◆ Directions
Report, as a number alone, how many lines below contain the string "more".

Dataset excerpts
==*==

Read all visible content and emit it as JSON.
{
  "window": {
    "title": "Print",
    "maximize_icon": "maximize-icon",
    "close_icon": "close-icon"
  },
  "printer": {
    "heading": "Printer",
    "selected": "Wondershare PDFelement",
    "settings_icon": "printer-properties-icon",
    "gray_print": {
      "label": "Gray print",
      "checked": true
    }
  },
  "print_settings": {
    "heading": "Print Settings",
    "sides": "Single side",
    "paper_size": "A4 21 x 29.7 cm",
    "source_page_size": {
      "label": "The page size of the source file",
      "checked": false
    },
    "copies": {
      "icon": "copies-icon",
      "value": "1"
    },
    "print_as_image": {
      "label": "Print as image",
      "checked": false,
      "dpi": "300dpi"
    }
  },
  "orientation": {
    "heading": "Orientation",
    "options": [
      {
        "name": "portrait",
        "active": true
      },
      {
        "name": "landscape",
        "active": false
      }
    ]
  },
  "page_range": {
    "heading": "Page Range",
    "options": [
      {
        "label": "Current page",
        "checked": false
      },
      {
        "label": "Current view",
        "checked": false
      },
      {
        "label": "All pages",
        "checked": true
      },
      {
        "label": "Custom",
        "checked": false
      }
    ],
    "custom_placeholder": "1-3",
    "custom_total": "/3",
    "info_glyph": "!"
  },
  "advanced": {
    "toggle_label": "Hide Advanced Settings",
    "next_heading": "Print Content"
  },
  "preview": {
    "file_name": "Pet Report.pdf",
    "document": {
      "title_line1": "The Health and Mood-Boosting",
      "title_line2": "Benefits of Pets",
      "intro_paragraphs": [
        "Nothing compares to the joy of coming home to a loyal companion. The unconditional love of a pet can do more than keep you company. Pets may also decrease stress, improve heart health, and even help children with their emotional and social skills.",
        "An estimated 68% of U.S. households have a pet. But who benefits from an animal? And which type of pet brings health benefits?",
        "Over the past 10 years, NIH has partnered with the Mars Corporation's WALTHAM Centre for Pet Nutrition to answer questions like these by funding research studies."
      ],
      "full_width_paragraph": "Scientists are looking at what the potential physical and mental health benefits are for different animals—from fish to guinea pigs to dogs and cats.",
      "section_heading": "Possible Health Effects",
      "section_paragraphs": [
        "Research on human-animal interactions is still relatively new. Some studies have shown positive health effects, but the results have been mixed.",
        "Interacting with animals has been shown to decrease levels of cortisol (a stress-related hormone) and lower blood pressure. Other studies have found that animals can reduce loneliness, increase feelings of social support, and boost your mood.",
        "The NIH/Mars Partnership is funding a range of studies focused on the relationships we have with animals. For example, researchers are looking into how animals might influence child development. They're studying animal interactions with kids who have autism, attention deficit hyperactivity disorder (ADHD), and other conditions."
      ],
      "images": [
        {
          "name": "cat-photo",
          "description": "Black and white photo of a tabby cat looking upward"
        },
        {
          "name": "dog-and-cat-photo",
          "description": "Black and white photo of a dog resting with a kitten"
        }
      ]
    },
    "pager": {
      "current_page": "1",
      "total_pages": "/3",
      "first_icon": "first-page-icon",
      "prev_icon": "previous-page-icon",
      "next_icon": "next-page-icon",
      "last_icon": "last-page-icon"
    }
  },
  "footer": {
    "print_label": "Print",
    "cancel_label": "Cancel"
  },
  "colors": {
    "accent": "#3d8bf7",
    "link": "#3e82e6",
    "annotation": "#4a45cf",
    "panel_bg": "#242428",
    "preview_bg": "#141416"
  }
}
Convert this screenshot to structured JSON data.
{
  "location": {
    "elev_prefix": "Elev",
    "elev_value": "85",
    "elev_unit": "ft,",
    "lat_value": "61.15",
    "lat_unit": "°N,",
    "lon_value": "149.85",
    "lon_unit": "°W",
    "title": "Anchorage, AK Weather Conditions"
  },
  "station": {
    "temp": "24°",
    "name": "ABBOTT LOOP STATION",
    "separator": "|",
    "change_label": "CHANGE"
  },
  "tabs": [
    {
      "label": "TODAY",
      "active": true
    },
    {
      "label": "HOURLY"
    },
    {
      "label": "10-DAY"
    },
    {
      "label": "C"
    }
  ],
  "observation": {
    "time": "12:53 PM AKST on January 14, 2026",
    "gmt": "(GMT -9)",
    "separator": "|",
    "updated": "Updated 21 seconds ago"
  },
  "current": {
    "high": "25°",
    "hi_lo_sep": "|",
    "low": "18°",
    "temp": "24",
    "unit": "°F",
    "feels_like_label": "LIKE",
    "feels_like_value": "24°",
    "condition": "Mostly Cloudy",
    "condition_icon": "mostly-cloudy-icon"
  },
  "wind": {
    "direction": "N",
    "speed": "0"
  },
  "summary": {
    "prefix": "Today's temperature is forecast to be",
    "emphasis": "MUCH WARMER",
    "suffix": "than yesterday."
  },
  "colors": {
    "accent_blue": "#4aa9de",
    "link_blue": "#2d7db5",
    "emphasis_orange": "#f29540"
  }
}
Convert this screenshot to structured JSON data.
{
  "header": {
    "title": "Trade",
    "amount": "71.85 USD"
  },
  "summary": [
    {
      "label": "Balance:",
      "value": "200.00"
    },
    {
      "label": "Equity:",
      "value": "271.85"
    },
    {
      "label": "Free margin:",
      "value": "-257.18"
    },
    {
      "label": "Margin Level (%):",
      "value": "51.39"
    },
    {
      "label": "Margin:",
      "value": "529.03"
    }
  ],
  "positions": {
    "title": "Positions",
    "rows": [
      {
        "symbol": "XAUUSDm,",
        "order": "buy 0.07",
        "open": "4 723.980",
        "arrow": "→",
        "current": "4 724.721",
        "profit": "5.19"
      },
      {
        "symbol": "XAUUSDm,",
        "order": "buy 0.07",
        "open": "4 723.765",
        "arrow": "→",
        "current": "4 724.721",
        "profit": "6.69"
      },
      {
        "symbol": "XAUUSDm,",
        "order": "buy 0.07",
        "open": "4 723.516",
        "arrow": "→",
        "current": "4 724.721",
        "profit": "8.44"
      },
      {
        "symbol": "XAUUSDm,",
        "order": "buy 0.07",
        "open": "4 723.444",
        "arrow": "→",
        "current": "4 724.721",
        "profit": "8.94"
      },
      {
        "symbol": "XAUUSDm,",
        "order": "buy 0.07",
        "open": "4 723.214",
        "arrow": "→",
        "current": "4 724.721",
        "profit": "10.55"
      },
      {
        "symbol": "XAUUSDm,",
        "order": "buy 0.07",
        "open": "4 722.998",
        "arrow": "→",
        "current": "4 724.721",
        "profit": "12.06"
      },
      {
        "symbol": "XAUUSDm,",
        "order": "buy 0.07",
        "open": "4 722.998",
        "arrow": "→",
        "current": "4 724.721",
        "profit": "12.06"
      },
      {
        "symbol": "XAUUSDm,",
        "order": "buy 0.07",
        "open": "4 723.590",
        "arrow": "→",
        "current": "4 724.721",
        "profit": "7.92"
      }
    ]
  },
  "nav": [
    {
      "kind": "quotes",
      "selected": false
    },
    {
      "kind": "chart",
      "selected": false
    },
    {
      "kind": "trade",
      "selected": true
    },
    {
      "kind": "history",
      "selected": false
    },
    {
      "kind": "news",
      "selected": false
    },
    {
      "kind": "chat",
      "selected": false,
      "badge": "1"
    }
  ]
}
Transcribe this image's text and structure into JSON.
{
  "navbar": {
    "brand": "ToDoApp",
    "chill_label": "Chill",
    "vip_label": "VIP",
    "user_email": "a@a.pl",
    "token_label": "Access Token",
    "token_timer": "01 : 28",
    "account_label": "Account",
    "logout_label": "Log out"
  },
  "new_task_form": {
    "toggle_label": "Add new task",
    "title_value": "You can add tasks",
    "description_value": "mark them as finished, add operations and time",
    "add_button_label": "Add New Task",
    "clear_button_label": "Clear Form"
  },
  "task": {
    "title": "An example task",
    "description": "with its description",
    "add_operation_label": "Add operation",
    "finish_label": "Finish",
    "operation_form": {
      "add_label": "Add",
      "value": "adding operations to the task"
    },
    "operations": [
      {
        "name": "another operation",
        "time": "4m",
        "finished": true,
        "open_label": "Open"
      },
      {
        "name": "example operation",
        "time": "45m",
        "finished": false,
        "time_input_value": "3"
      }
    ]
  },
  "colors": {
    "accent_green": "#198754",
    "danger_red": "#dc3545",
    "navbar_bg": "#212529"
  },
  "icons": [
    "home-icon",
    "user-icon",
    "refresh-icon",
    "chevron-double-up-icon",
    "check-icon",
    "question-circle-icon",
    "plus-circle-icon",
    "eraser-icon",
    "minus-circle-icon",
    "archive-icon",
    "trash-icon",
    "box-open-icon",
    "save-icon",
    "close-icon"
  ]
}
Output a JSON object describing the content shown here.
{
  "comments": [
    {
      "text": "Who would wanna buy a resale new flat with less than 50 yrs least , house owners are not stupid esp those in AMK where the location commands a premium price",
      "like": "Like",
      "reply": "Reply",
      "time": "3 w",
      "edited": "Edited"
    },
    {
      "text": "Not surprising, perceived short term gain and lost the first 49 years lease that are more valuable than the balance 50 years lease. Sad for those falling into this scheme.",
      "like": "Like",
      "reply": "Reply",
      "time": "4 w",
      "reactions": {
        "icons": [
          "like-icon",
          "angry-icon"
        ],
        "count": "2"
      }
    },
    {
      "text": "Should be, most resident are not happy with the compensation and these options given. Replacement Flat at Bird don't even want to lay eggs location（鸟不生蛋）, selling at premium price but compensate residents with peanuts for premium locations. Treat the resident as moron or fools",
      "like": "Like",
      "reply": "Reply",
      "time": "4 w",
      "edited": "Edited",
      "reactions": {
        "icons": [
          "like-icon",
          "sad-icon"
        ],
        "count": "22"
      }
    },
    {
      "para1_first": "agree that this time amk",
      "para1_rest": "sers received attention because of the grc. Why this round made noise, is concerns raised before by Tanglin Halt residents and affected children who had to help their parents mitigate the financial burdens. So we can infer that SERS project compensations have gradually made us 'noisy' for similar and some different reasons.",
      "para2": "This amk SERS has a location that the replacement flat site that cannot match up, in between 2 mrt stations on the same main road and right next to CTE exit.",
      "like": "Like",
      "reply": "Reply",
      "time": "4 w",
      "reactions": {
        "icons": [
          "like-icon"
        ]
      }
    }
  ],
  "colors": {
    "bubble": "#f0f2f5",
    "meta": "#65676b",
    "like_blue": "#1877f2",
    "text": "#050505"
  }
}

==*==

◆ Finished exercise
2